======== INFORMATION SHOWN

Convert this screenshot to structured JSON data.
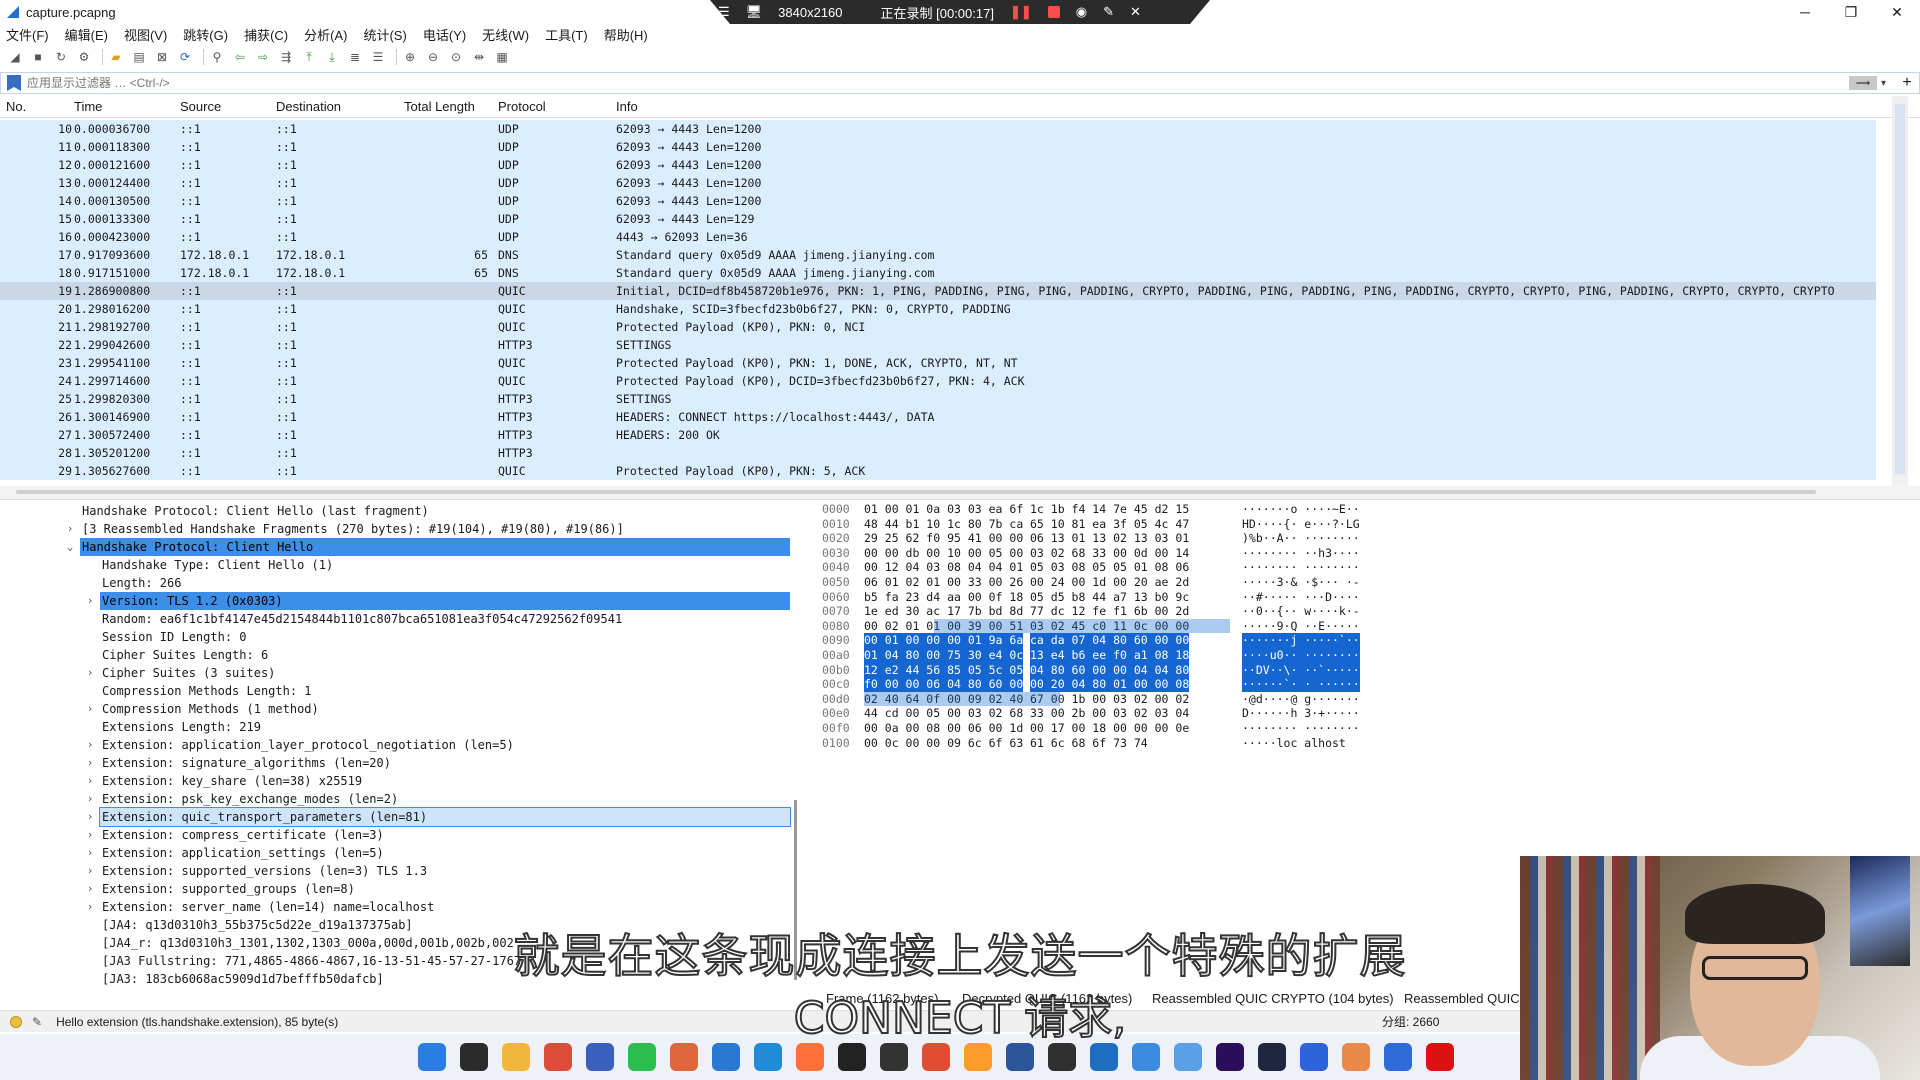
{
  "window": {
    "title": "capture.pcapng"
  },
  "recording": {
    "resolution": "3840x2160",
    "status": "正在录制 [00:00:17]"
  },
  "menu": [
    "文件(F)",
    "编辑(E)",
    "视图(V)",
    "跳转(G)",
    "捕获(C)",
    "分析(A)",
    "统计(S)",
    "电话(Y)",
    "无线(W)",
    "工具(T)",
    "帮助(H)"
  ],
  "filter": {
    "placeholder": "应用显示过滤器 … <Ctrl-/>"
  },
  "packet_list": {
    "columns": [
      "No.",
      "Time",
      "Source",
      "Destination",
      "Total Length",
      "Protocol",
      "Info"
    ],
    "rows": [
      {
        "no": "10",
        "time": "0.000036700",
        "src": "::1",
        "dst": "::1",
        "len": "",
        "proto": "UDP",
        "info": "62093 → 4443 Len=1200"
      },
      {
        "no": "11",
        "time": "0.000118300",
        "src": "::1",
        "dst": "::1",
        "len": "",
        "proto": "UDP",
        "info": "62093 → 4443 Len=1200"
      },
      {
        "no": "12",
        "time": "0.000121600",
        "src": "::1",
        "dst": "::1",
        "len": "",
        "proto": "UDP",
        "info": "62093 → 4443 Len=1200"
      },
      {
        "no": "13",
        "time": "0.000124400",
        "src": "::1",
        "dst": "::1",
        "len": "",
        "proto": "UDP",
        "info": "62093 → 4443 Len=1200"
      },
      {
        "no": "14",
        "time": "0.000130500",
        "src": "::1",
        "dst": "::1",
        "len": "",
        "proto": "UDP",
        "info": "62093 → 4443 Len=1200"
      },
      {
        "no": "15",
        "time": "0.000133300",
        "src": "::1",
        "dst": "::1",
        "len": "",
        "proto": "UDP",
        "info": "62093 → 4443 Len=129"
      },
      {
        "no": "16",
        "time": "0.000423000",
        "src": "::1",
        "dst": "::1",
        "len": "",
        "proto": "UDP",
        "info": "4443 → 62093 Len=36"
      },
      {
        "no": "17",
        "time": "0.917093600",
        "src": "172.18.0.1",
        "dst": "172.18.0.1",
        "len": "65",
        "proto": "DNS",
        "info": "Standard query 0x05d9 AAAA jimeng.jianying.com"
      },
      {
        "no": "18",
        "time": "0.917151000",
        "src": "172.18.0.1",
        "dst": "172.18.0.1",
        "len": "65",
        "proto": "DNS",
        "info": "Standard query 0x05d9 AAAA jimeng.jianying.com"
      },
      {
        "no": "19",
        "time": "1.286900800",
        "src": "::1",
        "dst": "::1",
        "len": "",
        "proto": "QUIC",
        "info": "Initial, DCID=df8b458720b1e976, PKN: 1, PING, PADDING, PING, PING, PADDING, CRYPTO, PADDING, PING, PADDING, PING, PADDING, CRYPTO, CRYPTO, PING, PADDING, CRYPTO, CRYPTO, CRYPTO"
      },
      {
        "no": "20",
        "time": "1.298016200",
        "src": "::1",
        "dst": "::1",
        "len": "",
        "proto": "QUIC",
        "info": "Handshake, SCID=3fbecfd23b0b6f27, PKN: 0, CRYPTO, PADDING"
      },
      {
        "no": "21",
        "time": "1.298192700",
        "src": "::1",
        "dst": "::1",
        "len": "",
        "proto": "QUIC",
        "info": "Protected Payload (KP0), PKN: 0, NCI"
      },
      {
        "no": "22",
        "time": "1.299042600",
        "src": "::1",
        "dst": "::1",
        "len": "",
        "proto": "HTTP3",
        "info": "SETTINGS"
      },
      {
        "no": "23",
        "time": "1.299541100",
        "src": "::1",
        "dst": "::1",
        "len": "",
        "proto": "QUIC",
        "info": "Protected Payload (KP0), PKN: 1, DONE, ACK, CRYPTO, NT, NT"
      },
      {
        "no": "24",
        "time": "1.299714600",
        "src": "::1",
        "dst": "::1",
        "len": "",
        "proto": "QUIC",
        "info": "Protected Payload (KP0), DCID=3fbecfd23b0b6f27, PKN: 4, ACK"
      },
      {
        "no": "25",
        "time": "1.299820300",
        "src": "::1",
        "dst": "::1",
        "len": "",
        "proto": "HTTP3",
        "info": "SETTINGS"
      },
      {
        "no": "26",
        "time": "1.300146900",
        "src": "::1",
        "dst": "::1",
        "len": "",
        "proto": "HTTP3",
        "info": "HEADERS: CONNECT https://localhost:4443/, DATA"
      },
      {
        "no": "27",
        "time": "1.300572400",
        "src": "::1",
        "dst": "::1",
        "len": "",
        "proto": "HTTP3",
        "info": "HEADERS: 200 OK"
      },
      {
        "no": "28",
        "time": "1.305201200",
        "src": "::1",
        "dst": "::1",
        "len": "",
        "proto": "HTTP3",
        "info": ""
      },
      {
        "no": "29",
        "time": "1.305627600",
        "src": "::1",
        "dst": "::1",
        "len": "",
        "proto": "QUIC",
        "info": "Protected Payload (KP0), PKN: 5, ACK"
      }
    ]
  },
  "details": [
    {
      "indent": 0,
      "arrow": "",
      "text": "Handshake Protocol: Client Hello (last fragment)"
    },
    {
      "indent": 0,
      "arrow": ">",
      "text": "[3 Reassembled Handshake Fragments (270 bytes): #19(104), #19(80), #19(86)]"
    },
    {
      "indent": 0,
      "arrow": "v",
      "text": "Handshake Protocol: Client Hello",
      "hl": true
    },
    {
      "indent": 1,
      "arrow": "",
      "text": "Handshake Type: Client Hello (1)"
    },
    {
      "indent": 1,
      "arrow": "",
      "text": "Length: 266"
    },
    {
      "indent": 1,
      "arrow": ">",
      "text": "Version: TLS 1.2 (0x0303)",
      "hl": true
    },
    {
      "indent": 1,
      "arrow": "",
      "text": "Random: ea6f1c1bf4147e45d2154844b1101c807bca651081ea3f054c47292562f09541"
    },
    {
      "indent": 1,
      "arrow": "",
      "text": "Session ID Length: 0"
    },
    {
      "indent": 1,
      "arrow": "",
      "text": "Cipher Suites Length: 6"
    },
    {
      "indent": 1,
      "arrow": ">",
      "text": "Cipher Suites (3 suites)"
    },
    {
      "indent": 1,
      "arrow": "",
      "text": "Compression Methods Length: 1"
    },
    {
      "indent": 1,
      "arrow": ">",
      "text": "Compression Methods (1 method)"
    },
    {
      "indent": 1,
      "arrow": "",
      "text": "Extensions Length: 219"
    },
    {
      "indent": 1,
      "arrow": ">",
      "text": "Extension: application_layer_protocol_negotiation (len=5)"
    },
    {
      "indent": 1,
      "arrow": ">",
      "text": "Extension: signature_algorithms (len=20)"
    },
    {
      "indent": 1,
      "arrow": ">",
      "text": "Extension: key_share (len=38) x25519"
    },
    {
      "indent": 1,
      "arrow": ">",
      "text": "Extension: psk_key_exchange_modes (len=2)"
    },
    {
      "indent": 1,
      "arrow": ">",
      "text": "Extension: quic_transport_parameters (len=81)",
      "hlb": true
    },
    {
      "indent": 1,
      "arrow": ">",
      "text": "Extension: compress_certificate (len=3)"
    },
    {
      "indent": 1,
      "arrow": ">",
      "text": "Extension: application_settings (len=5)"
    },
    {
      "indent": 1,
      "arrow": ">",
      "text": "Extension: supported_versions (len=3) TLS 1.3"
    },
    {
      "indent": 1,
      "arrow": ">",
      "text": "Extension: supported_groups (len=8)"
    },
    {
      "indent": 1,
      "arrow": ">",
      "text": "Extension: server_name (len=14) name=localhost"
    },
    {
      "indent": 1,
      "arrow": "",
      "text": "[JA4: q13d0310h3_55b375c5d22e_d19a137375ab]"
    },
    {
      "indent": 1,
      "arrow": "",
      "text": "[JA4_r: q13d0310h3_1301,1302,1303_000a,000d,001b,002b,002"
    },
    {
      "indent": 1,
      "arrow": "",
      "text": "[JA3 Fullstring: 771,4865-4866-4867,16-13-51-45-57-27-1767"
    },
    {
      "indent": 1,
      "arrow": "",
      "text": "[JA3: 183cb6068ac5909d1d7befffb50dafcb]"
    }
  ],
  "bytes": [
    {
      "off": "0000",
      "h1": "01 00 01 0a 03 03 ea 6f",
      "h2": "1c 1b f4 14 7e 45 d2 15",
      "asc": "·······o ····~E··"
    },
    {
      "off": "0010",
      "h1": "48 44 b1 10 1c 80 7b ca",
      "h2": "65 10 81 ea 3f 05 4c 47",
      "asc": "HD····{· e···?·LG"
    },
    {
      "off": "0020",
      "h1": "29 25 62 f0 95 41 00 00",
      "h2": "06 13 01 13 02 13 03 01",
      "asc": ")%b··A·· ········"
    },
    {
      "off": "0030",
      "h1": "00 00 db 00 10 00 05 00",
      "h2": "03 02 68 33 00 0d 00 14",
      "asc": "········ ··h3····"
    },
    {
      "off": "0040",
      "h1": "00 12 04 03 08 04 04 01",
      "h2": "05 03 08 05 05 01 08 06",
      "asc": "········ ········"
    },
    {
      "off": "0050",
      "h1": "06 01 02 01 00 33 00 26",
      "h2": "00 24 00 1d 00 20 ae 2d",
      "asc": "·····3·& ·$··· ·-"
    },
    {
      "off": "0060",
      "h1": "b5 fa 23 d4 aa 00 0f 18",
      "h2": "05 d5 b8 44 a7 13 b0 9c",
      "asc": "··#····· ···D····"
    },
    {
      "off": "0070",
      "h1": "1e ed 30 ac 17 7b bd 8d",
      "h2": "77 dc 12 fe f1 6b 00 2d",
      "asc": "··0··{·· w····k·-"
    },
    {
      "off": "0080",
      "h1": "00 02 01 01 00 39 00 51",
      "h2": "03 02 45 c0 11 0c 00 00",
      "asc": "·····9·Q ··E·····",
      "sel": "partial"
    },
    {
      "off": "0090",
      "h1": "00 01 00 00 00 01 9a 6a",
      "h2": "ca da 07 04 80 60 00 00",
      "asc": "·······j ·····`··",
      "sel": "full"
    },
    {
      "off": "00a0",
      "h1": "01 04 80 00 75 30 e4 0c",
      "h2": "13 e4 b6 ee f0 a1 08 18",
      "asc": "····u0·· ········",
      "sel": "full"
    },
    {
      "off": "00b0",
      "h1": "12 e2 44 56 85 05 5c 05",
      "h2": "04 80 60 00 00 04 04 80",
      "asc": "··DV··\\· ··`·····",
      "sel": "full"
    },
    {
      "off": "00c0",
      "h1": "f0 00 00 06 04 80 60 00",
      "h2": "00 20 04 80 01 00 00 08",
      "asc": "······`· · ······",
      "sel": "full"
    },
    {
      "off": "00d0",
      "h1": "02 40 64 0f 00 09 02 40",
      "h2": "67 00 1b 00 03 02 00 02",
      "asc": "·@d····@ g·······",
      "sel": "end"
    },
    {
      "off": "00e0",
      "h1": "44 cd 00 05 00 03 02 68",
      "h2": "33 00 2b 00 03 02 03 04",
      "asc": "D······h 3·+·····"
    },
    {
      "off": "00f0",
      "h1": "00 0a 00 08 00 06 00 1d",
      "h2": "00 17 00 18 00 00 00 0e",
      "asc": "········ ········"
    },
    {
      "off": "0100",
      "h1": "00 0c 00 00 09 6c 6f 63",
      "h2": "61 6c 68 6f 73 74",
      "asc": "·····loc alhost"
    }
  ],
  "bottom_tabs": [
    "Frame (1162 bytes)",
    "Decrypted QUIC (1162 bytes)",
    "Reassembled QUIC CRYPTO (104 bytes)",
    "Reassembled QUIC CRYPTO"
  ],
  "status": {
    "field": "Hello extension (tls.handshake.extension), 85 byte(s)",
    "packets": "分组: 2660"
  },
  "subtitles": {
    "line1": "就是在这条现成连接上发送一个特殊的扩展",
    "line2": "CONNECT 请求,"
  },
  "taskbar_apps": [
    "start",
    "explorer",
    "folder",
    "chrome",
    "save",
    "wechat",
    "app",
    "vscode",
    "edge",
    "firefox",
    "chatgpt",
    "terminal",
    "git",
    "search",
    "word",
    "obs",
    "app",
    "chat",
    "app",
    "premiere",
    "app",
    "notes",
    "app",
    "wireshark",
    "record"
  ],
  "colors": {
    "row_bg": "#daeeff",
    "row_selected": "#c9d7e6",
    "tree_highlight": "#3c8ee8",
    "hex_highlight": "#1566d1"
  }
}
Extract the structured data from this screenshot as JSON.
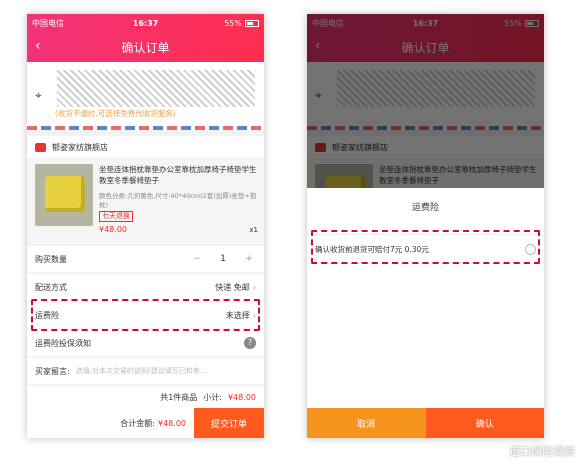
{
  "status": {
    "carrier": "中国电信",
    "time": "16:37",
    "battery": "55%"
  },
  "nav": {
    "title": "确认订单",
    "back_icon": "chevron-left-icon"
  },
  "address": {
    "hint": "(收货不便时,可选择免费代收货服务)"
  },
  "shop": {
    "name": "郁姿家纺旗舰店"
  },
  "product": {
    "title": "坐垫连体抱枕靠垫办公室靠枕加厚椅子椅垫学生教室冬季餐椅垫子",
    "spec": "颜色分类:几何黄色,尺寸:40*40cm(2套(加厚)坐垫+抱枕)",
    "tag": "七天退换",
    "price": "¥48.00",
    "qty_label": "x1"
  },
  "rows": {
    "quantity_label": "购买数量",
    "quantity_value": "1",
    "minus": "−",
    "plus": "+",
    "shipping_label": "配送方式",
    "shipping_value": "快递 免邮",
    "insurance_label": "运费险",
    "insurance_value": "未选择",
    "insurance_notice_label": "运费险投保须知",
    "memo_label": "买家留言:",
    "memo_placeholder": "选填:对本次交易的说明(建议填写已和卖...",
    "subtotal_count": "共1件商品",
    "subtotal_label": "小计:",
    "subtotal_value": "¥48.00"
  },
  "bottom": {
    "total_label": "合计金额:",
    "total_value": "¥48.00",
    "submit": "提交订单"
  },
  "sheet": {
    "title": "运费险",
    "option": "确认收货前退货可赔付7元 0.30元",
    "cancel": "取消",
    "confirm": "确认"
  },
  "watermark": {
    "text": "道口保险观察"
  },
  "colors": {
    "brand_gradient_start": "#f2337a",
    "brand_gradient_end": "#ff2d4f",
    "price": "#e8322f",
    "submit": "#ff5a1e",
    "cancel": "#f7941d",
    "highlight": "#c8102e"
  }
}
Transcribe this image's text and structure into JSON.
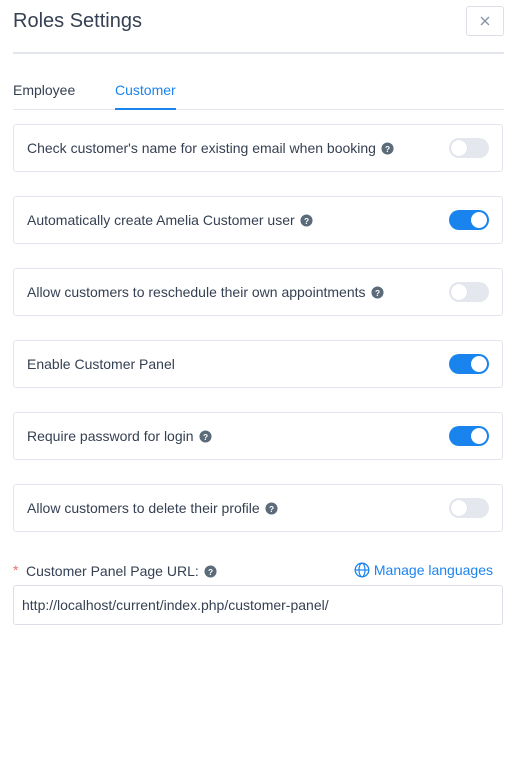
{
  "dialog": {
    "title": "Roles Settings",
    "close_symbol": "✕",
    "close_icon": "close-icon"
  },
  "tabs": [
    {
      "label": "Employee",
      "active": false
    },
    {
      "label": "Customer",
      "active": true
    }
  ],
  "settings": [
    {
      "label": "Check customer's name for existing email when booking",
      "help": true,
      "enabled": false
    },
    {
      "label": "Automatically create Amelia Customer user",
      "help": true,
      "enabled": true
    },
    {
      "label": "Allow customers to reschedule their own appointments",
      "help": true,
      "enabled": false
    },
    {
      "label": "Enable Customer Panel",
      "help": false,
      "enabled": true
    },
    {
      "label": "Require password for login",
      "help": true,
      "enabled": true
    },
    {
      "label": "Allow customers to delete their profile",
      "help": true,
      "enabled": false
    }
  ],
  "customer_panel_url": {
    "required_marker": "*",
    "label": "Customer Panel Page URL:",
    "help_icon": "question-circle-icon",
    "manage_languages_label": "Manage languages",
    "manage_languages_icon": "globe-icon",
    "value": "http://localhost/current/index.php/customer-panel/"
  },
  "colors": {
    "accent": "#1a84ee",
    "toggle_off": "#e4e7ed",
    "text": "#354052",
    "required": "#f56c6c"
  }
}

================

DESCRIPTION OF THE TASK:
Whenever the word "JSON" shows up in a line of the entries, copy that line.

WRITTEN REPLY:
Convert this screenshot to structured JSON data.
Extract the structured data from this screenshot as JSON.
Transcribe this image's text and structure into JSON.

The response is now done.